Frequently, I have a need to both explicitly define input data schemas for processing using PySpark and simultaneously include the schema in Sphinx documentation. Usually I can get the schema for loading without too much difficulty by outputting df.schema in a Jupyter Notebook, and copy-paste into my loading method.
Functionality is continually added to ArcGIS Pro. When creating Python scripts taking advantage of new functionality, it is helpful to be able to check the version to either use an alternative method, or at least provide an error message informing the end user of needing to upgrade. Fortunately, ArcPy provides
Outdoor enthusiasts are inherently geographers and storytellers. Wandering around outside requires some level of geographic literacy just to get there and back. It does not take more than a few minutes with anybody who loves the outdoors to discover reminiscing about experiences, telling stories, also is an inherent part of
A tremendous amount of information is available through arcpy.Describe.
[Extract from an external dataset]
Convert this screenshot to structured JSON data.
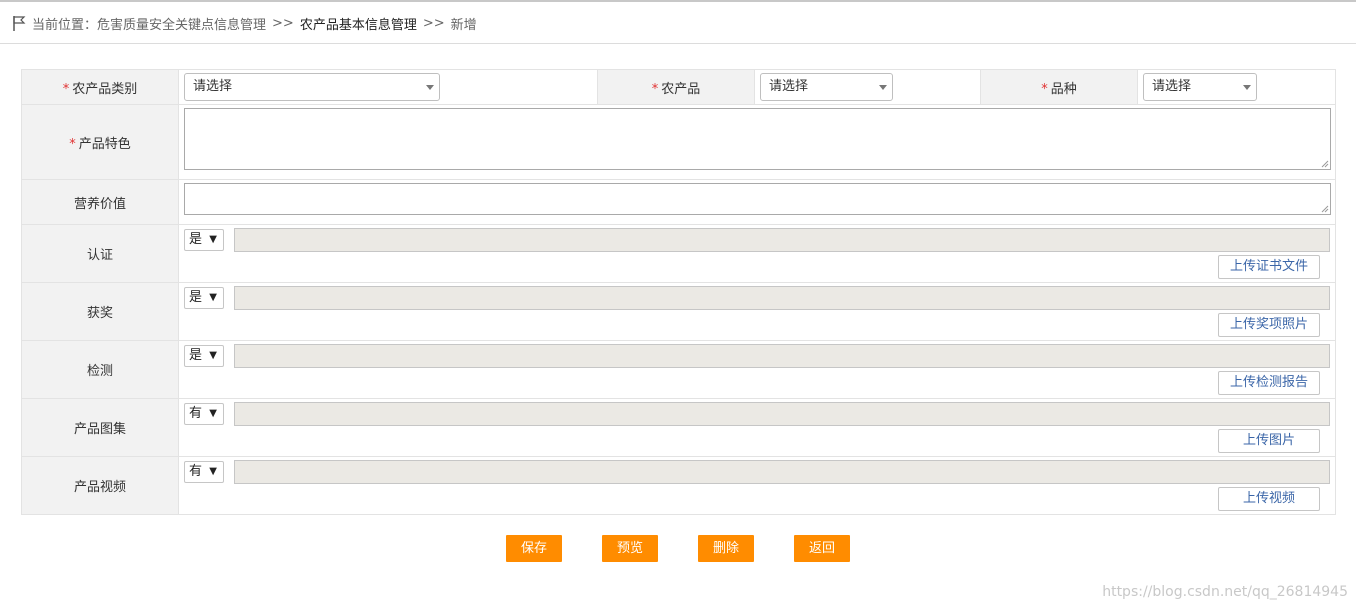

Until ArcGIS Pro 2.8 though, figuring out what properties were available for the object you had just described required digging into the documentation pretty deep. Now, it is much easier to access these properties introspectively as a dictionary. Since
ArcGIS Pro, when initially released, included an incredibly powerful capability, the included Python environment is a Conda environment. This unlocks the extremely powerful and vast universe of installable packages available through Conda. Further, using Conda environments enables ensuring a project can be successfully moved to another machine, and successfully run
Although first and foremost a Geographer, after transitioning to the GeoAI Business Development Team at Esri, now I spend most of my time in Jupyter Lab. Although not altogther difficult, if following best practices, when installing other packages and modifying the primary Conda environment shipped with ArcGIS Pro, arcgispro-py3, you